- To do: Search the material for the word "indicator" and copy every line in which it occurs.

*** Opening Excerpted records ***

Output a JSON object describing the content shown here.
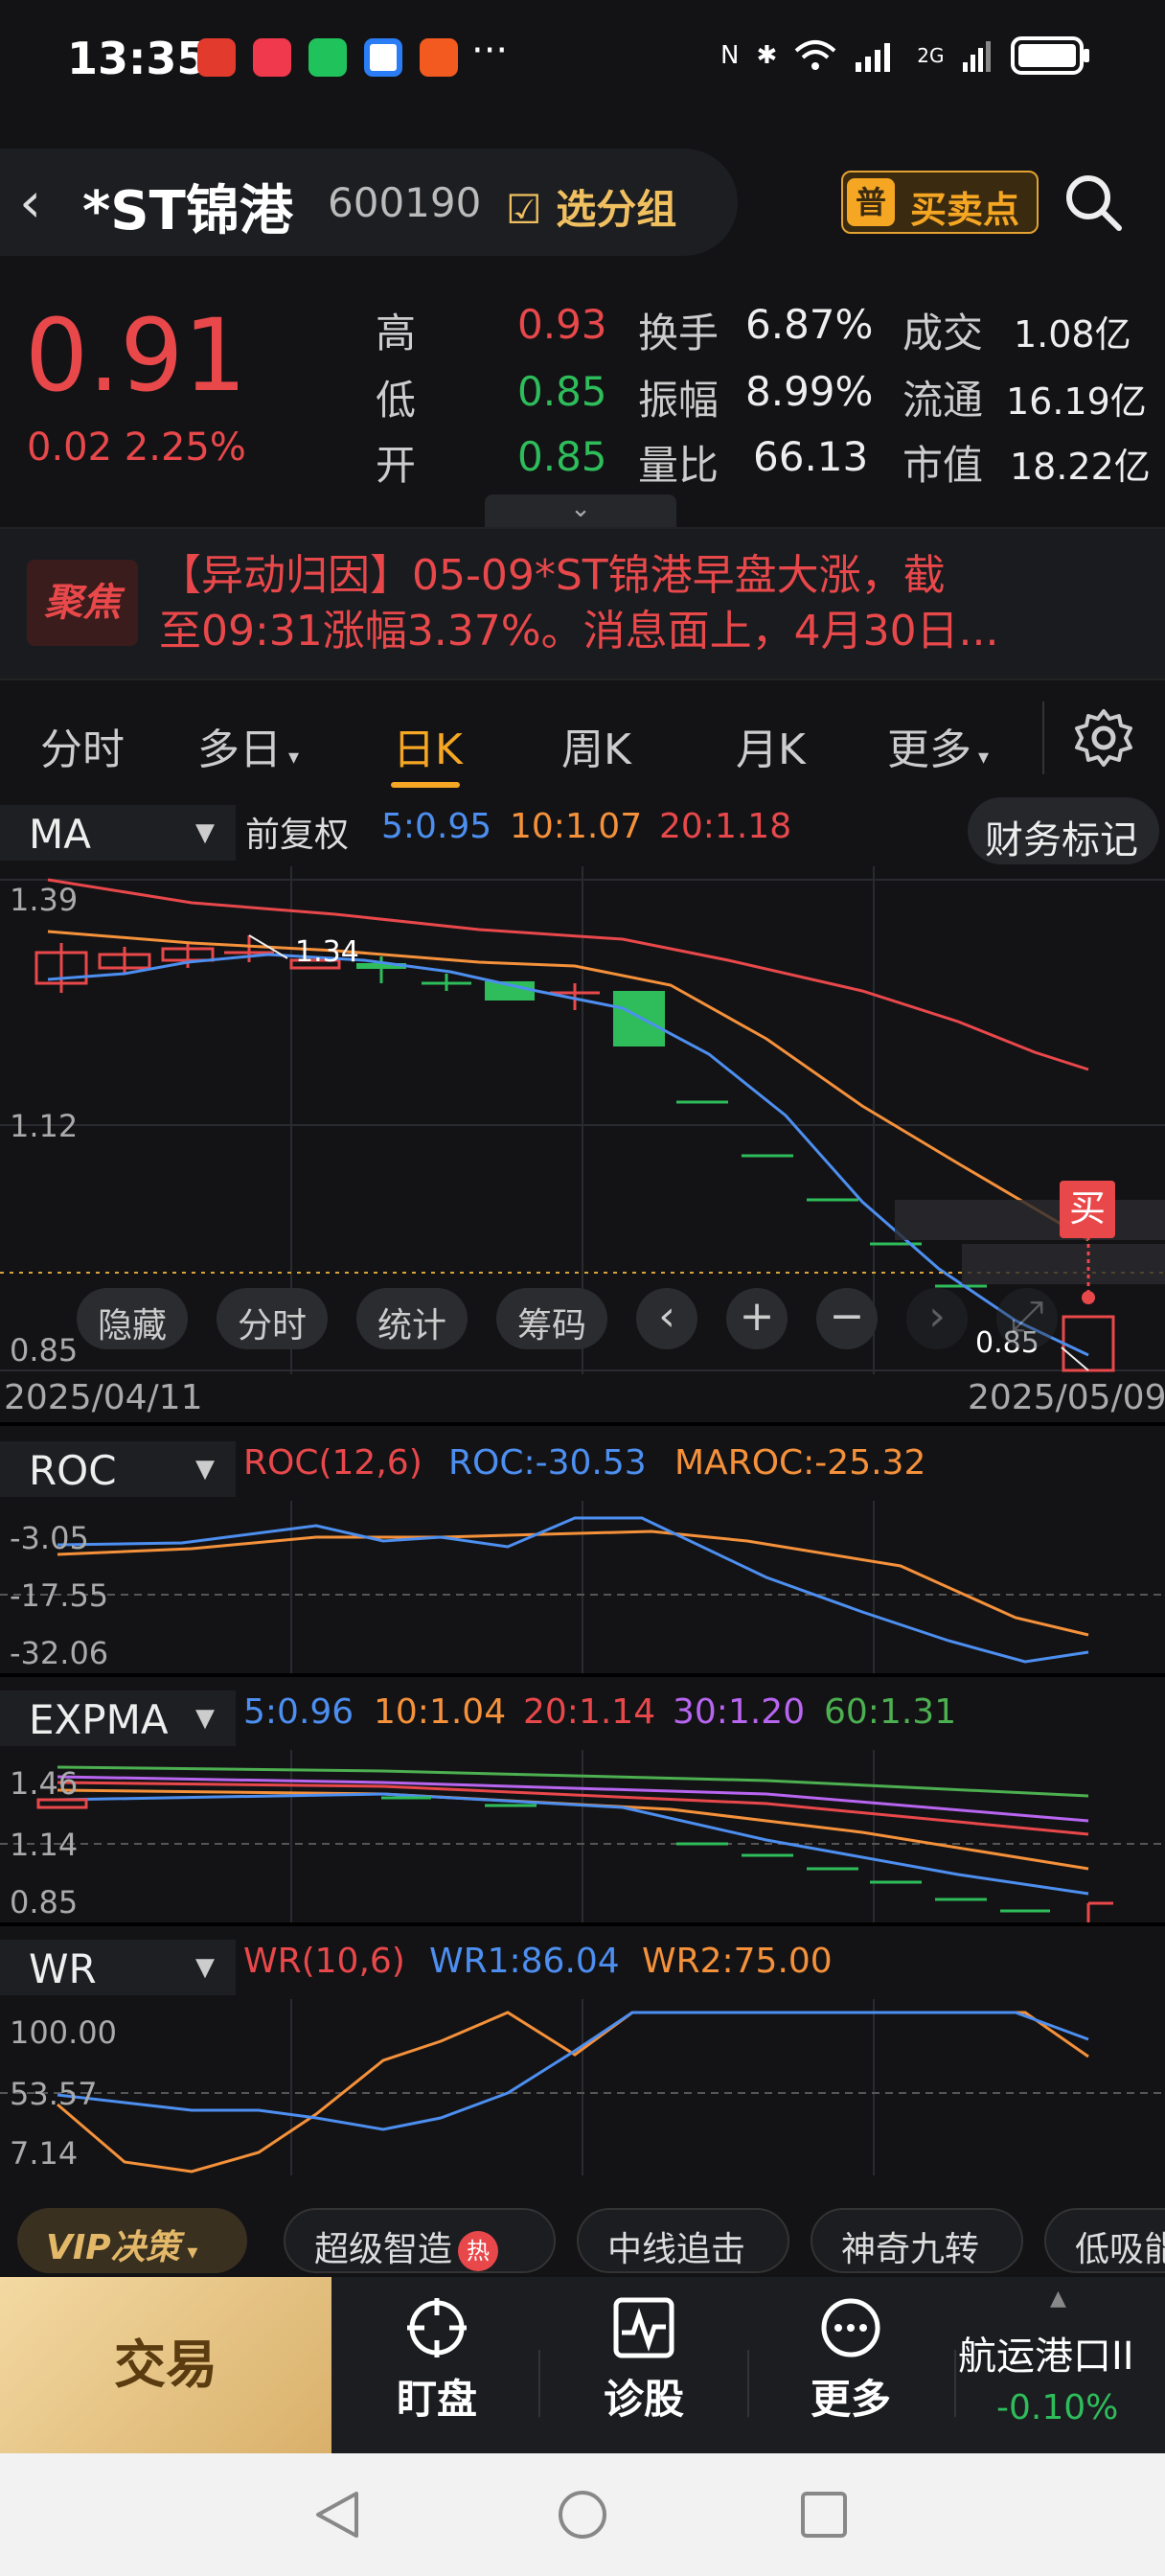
{
  "status_bar": {
    "time": "13:35",
    "dots": "···",
    "network": "2G"
  },
  "header": {
    "back_icon": "back-arrow-icon",
    "stock_name": "*ST锦港",
    "stock_code": "600190",
    "group_label": "选分组",
    "buy_sell_label": "买卖点",
    "buy_sell_icon_text": "普"
  },
  "quote": {
    "price": "0.91",
    "change": "0.02",
    "change_pct": "2.25%",
    "rows": [
      {
        "l1": "高",
        "v1": "0.93",
        "c1": "red",
        "l2": "换手",
        "v2": "6.87%",
        "l3": "成交",
        "v3": "1.08亿"
      },
      {
        "l1": "低",
        "v1": "0.85",
        "c1": "green",
        "l2": "振幅",
        "v2": "8.99%",
        "l3": "流通",
        "v3": "16.19亿"
      },
      {
        "l1": "开",
        "v1": "0.85",
        "c1": "green",
        "l2": "量比",
        "v2": "66.13",
        "l3": "市值",
        "v3": "18.22亿"
      }
    ]
  },
  "news": {
    "badge": "聚焦",
    "line1": "【异动归因】05-09*ST锦港早盘大涨，截",
    "line2": "至09:31涨幅3.37%。消息面上，4月30日..."
  },
  "tabs": [
    "分时",
    "多日",
    "日K",
    "周K",
    "月K",
    "更多"
  ],
  "main_chart": {
    "indicator": "MA",
    "adjust": "前复权",
    "ma_labels": [
      "5:0.95",
      "10:1.07",
      "20:1.18"
    ],
    "ma_colors": [
      "#4d8ff0",
      "#f5913a",
      "#e9484b"
    ],
    "finance_btn": "财务标记",
    "y_top": "1.39",
    "y_mid": "1.12",
    "y_bottom": "0.85",
    "peak_label": "1.34",
    "low_label": "0.85",
    "date_start": "2025/04/11",
    "date_end": "2025/05/09",
    "buy_tag": "买",
    "toolbar": [
      "隐藏",
      "分时",
      "统计",
      "筹码"
    ]
  },
  "roc": {
    "indicator": "ROC",
    "params": "ROC(12,6)",
    "roc": "ROC:-30.53",
    "maroc": "MAROC:-25.32",
    "y": [
      "-3.05",
      "-17.55",
      "-32.06"
    ]
  },
  "expma": {
    "indicator": "EXPMA",
    "labels": [
      "5:0.96",
      "10:1.04",
      "20:1.14",
      "30:1.20",
      "60:1.31"
    ],
    "colors": [
      "#4d8ff0",
      "#f5913a",
      "#e9484b",
      "#b865f0",
      "#4caf50"
    ],
    "y": [
      "1.46",
      "1.14",
      "0.85"
    ]
  },
  "wr": {
    "indicator": "WR",
    "params": "WR(10,6)",
    "wr1": "WR1:86.04",
    "wr2": "WR2:75.00",
    "y": [
      "100.00",
      "53.57",
      "7.14"
    ]
  },
  "strategies": {
    "vip": "VIP决策",
    "chips": [
      "超级智造",
      "中线追击",
      "神奇九转",
      "低吸能"
    ],
    "hot": "热"
  },
  "bottom_nav": {
    "trade": "交易",
    "items": [
      "盯盘",
      "诊股",
      "更多"
    ],
    "sector": "航运港口II",
    "sector_pct": "-0.10%"
  }
}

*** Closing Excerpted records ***

- Solution for this exercise:
    "indicator": "MA",
    "indicator": "ROC",
    "indicator": "EXPMA",
    "indicator": "WR",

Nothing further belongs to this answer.